| Problem statement |
Wherever a picture sits, omit it. Output the rest of the listing exactly.

| Dataset extract |
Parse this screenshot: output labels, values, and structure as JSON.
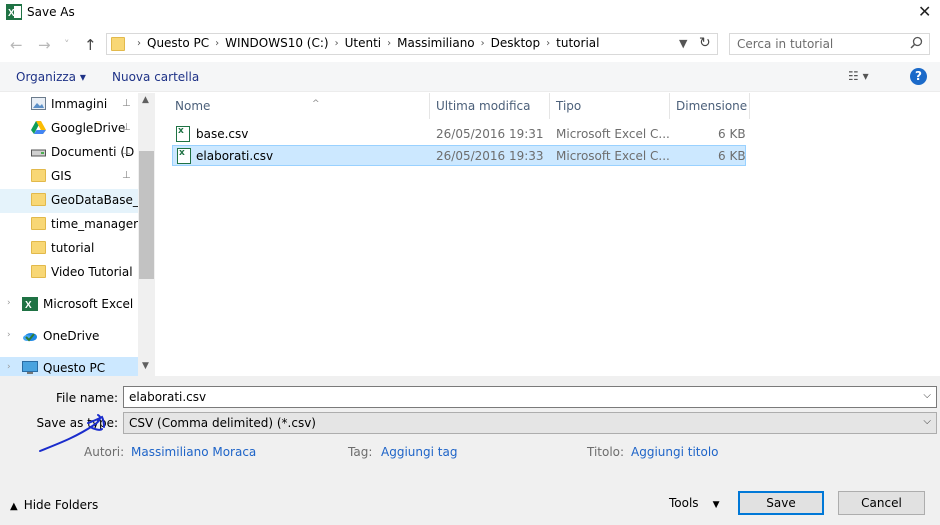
{
  "window": {
    "title": "Save As",
    "close_glyph": "✕"
  },
  "nav": {
    "back_glyph": "←",
    "forward_glyph": "→",
    "recent_glyph": "˅",
    "up_glyph": "↑",
    "breadcrumbs": [
      "Questo PC",
      "WINDOWS10 (C:)",
      "Utenti",
      "Massimiliano",
      "Desktop",
      "tutorial"
    ],
    "search_placeholder": "Cerca in tutorial"
  },
  "toolbar": {
    "organize_label": "Organizza ▾",
    "new_folder_label": "Nuova cartella",
    "view_glyph": "☷ ▾",
    "help_label": "?"
  },
  "navpane": {
    "quick_items": [
      {
        "label": "Immagini",
        "icon": "pictures-icon",
        "pinned": true
      },
      {
        "label": "GoogleDrive",
        "icon": "google-drive-icon",
        "pinned": true
      },
      {
        "label": "Documenti (D",
        "icon": "drive-icon",
        "pinned": true
      },
      {
        "label": "GIS",
        "icon": "folder-icon",
        "pinned": true
      },
      {
        "label": "GeoDataBase_M",
        "icon": "folder-icon",
        "pinned": false,
        "selected": true
      },
      {
        "label": "time_manager",
        "icon": "folder-icon",
        "pinned": false
      },
      {
        "label": "tutorial",
        "icon": "folder-icon",
        "pinned": false
      },
      {
        "label": "Video Tutorial",
        "icon": "folder-icon",
        "pinned": false
      }
    ],
    "roots": [
      {
        "label": "Microsoft Excel",
        "icon": "excel-icon"
      },
      {
        "label": "OneDrive",
        "icon": "onedrive-icon"
      },
      {
        "label": "Questo PC",
        "icon": "computer-icon",
        "selected": true
      }
    ],
    "pin_glyph": "📌"
  },
  "filelist": {
    "columns": [
      "Nome",
      "Ultima modifica",
      "Tipo",
      "Dimensione"
    ],
    "rows": [
      {
        "name": "base.csv",
        "date": "26/05/2016 19:31",
        "type": "Microsoft Excel C...",
        "size": "6 KB",
        "selected": false
      },
      {
        "name": "elaborati.csv",
        "date": "26/05/2016 19:33",
        "type": "Microsoft Excel C...",
        "size": "6 KB",
        "selected": true
      }
    ]
  },
  "form": {
    "file_name_label": "File name:",
    "file_name_value": "elaborati.csv",
    "save_type_label": "Save as type:",
    "save_type_value": "CSV (Comma delimited) (*.csv)",
    "authors_label": "Autori:",
    "authors_value": "Massimiliano Moraca",
    "tag_label": "Tag:",
    "tag_value": "Aggiungi tag",
    "title_label": "Titolo:",
    "title_value": "Aggiungi titolo"
  },
  "footer": {
    "hide_folders_label": "Hide Folders",
    "tools_label": "Tools",
    "save_label": "Save",
    "cancel_label": "Cancel"
  },
  "colors": {
    "accent": "#0078d7",
    "link": "#1e64c8",
    "selection": "#cce8ff",
    "annotation_ink": "#1a2ccc"
  }
}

| Answer for the task |
Parse this screenshot: output labels, values, and structure as JSON.
{
  "window": {
    "title": "Save As",
    "close_glyph": "✕"
  },
  "nav": {
    "back_glyph": "←",
    "forward_glyph": "→",
    "recent_glyph": "˅",
    "up_glyph": "↑",
    "breadcrumbs": [
      "Questo PC",
      "WINDOWS10 (C:)",
      "Utenti",
      "Massimiliano",
      "Desktop",
      "tutorial"
    ],
    "search_placeholder": "Cerca in tutorial"
  },
  "toolbar": {
    "organize_label": "Organizza ▾",
    "new_folder_label": "Nuova cartella",
    "view_glyph": "☷ ▾",
    "help_label": "?"
  },
  "navpane": {
    "quick_items": [
      {
        "label": "Immagini",
        "icon": "pictures-icon",
        "pinned": true
      },
      {
        "label": "GoogleDrive",
        "icon": "google-drive-icon",
        "pinned": true
      },
      {
        "label": "Documenti (D",
        "icon": "drive-icon",
        "pinned": true
      },
      {
        "label": "GIS",
        "icon": "folder-icon",
        "pinned": true
      },
      {
        "label": "GeoDataBase_M",
        "icon": "folder-icon",
        "pinned": false,
        "selected": true
      },
      {
        "label": "time_manager",
        "icon": "folder-icon",
        "pinned": false
      },
      {
        "label": "tutorial",
        "icon": "folder-icon",
        "pinned": false
      },
      {
        "label": "Video Tutorial",
        "icon": "folder-icon",
        "pinned": false
      }
    ],
    "roots": [
      {
        "label": "Microsoft Excel",
        "icon": "excel-icon"
      },
      {
        "label": "OneDrive",
        "icon": "onedrive-icon"
      },
      {
        "label": "Questo PC",
        "icon": "computer-icon",
        "selected": true
      }
    ],
    "pin_glyph": "📌"
  },
  "filelist": {
    "columns": [
      "Nome",
      "Ultima modifica",
      "Tipo",
      "Dimensione"
    ],
    "rows": [
      {
        "name": "base.csv",
        "date": "26/05/2016 19:31",
        "type": "Microsoft Excel C...",
        "size": "6 KB",
        "selected": false
      },
      {
        "name": "elaborati.csv",
        "date": "26/05/2016 19:33",
        "type": "Microsoft Excel C...",
        "size": "6 KB",
        "selected": true
      }
    ]
  },
  "form": {
    "file_name_label": "File name:",
    "file_name_value": "elaborati.csv",
    "save_type_label": "Save as type:",
    "save_type_value": "CSV (Comma delimited) (*.csv)",
    "authors_label": "Autori:",
    "authors_value": "Massimiliano Moraca",
    "tag_label": "Tag:",
    "tag_value": "Aggiungi tag",
    "title_label": "Titolo:",
    "title_value": "Aggiungi titolo"
  },
  "footer": {
    "hide_folders_label": "Hide Folders",
    "tools_label": "Tools",
    "save_label": "Save",
    "cancel_label": "Cancel"
  },
  "colors": {
    "accent": "#0078d7",
    "link": "#1e64c8",
    "selection": "#cce8ff",
    "annotation_ink": "#1a2ccc"
  }
}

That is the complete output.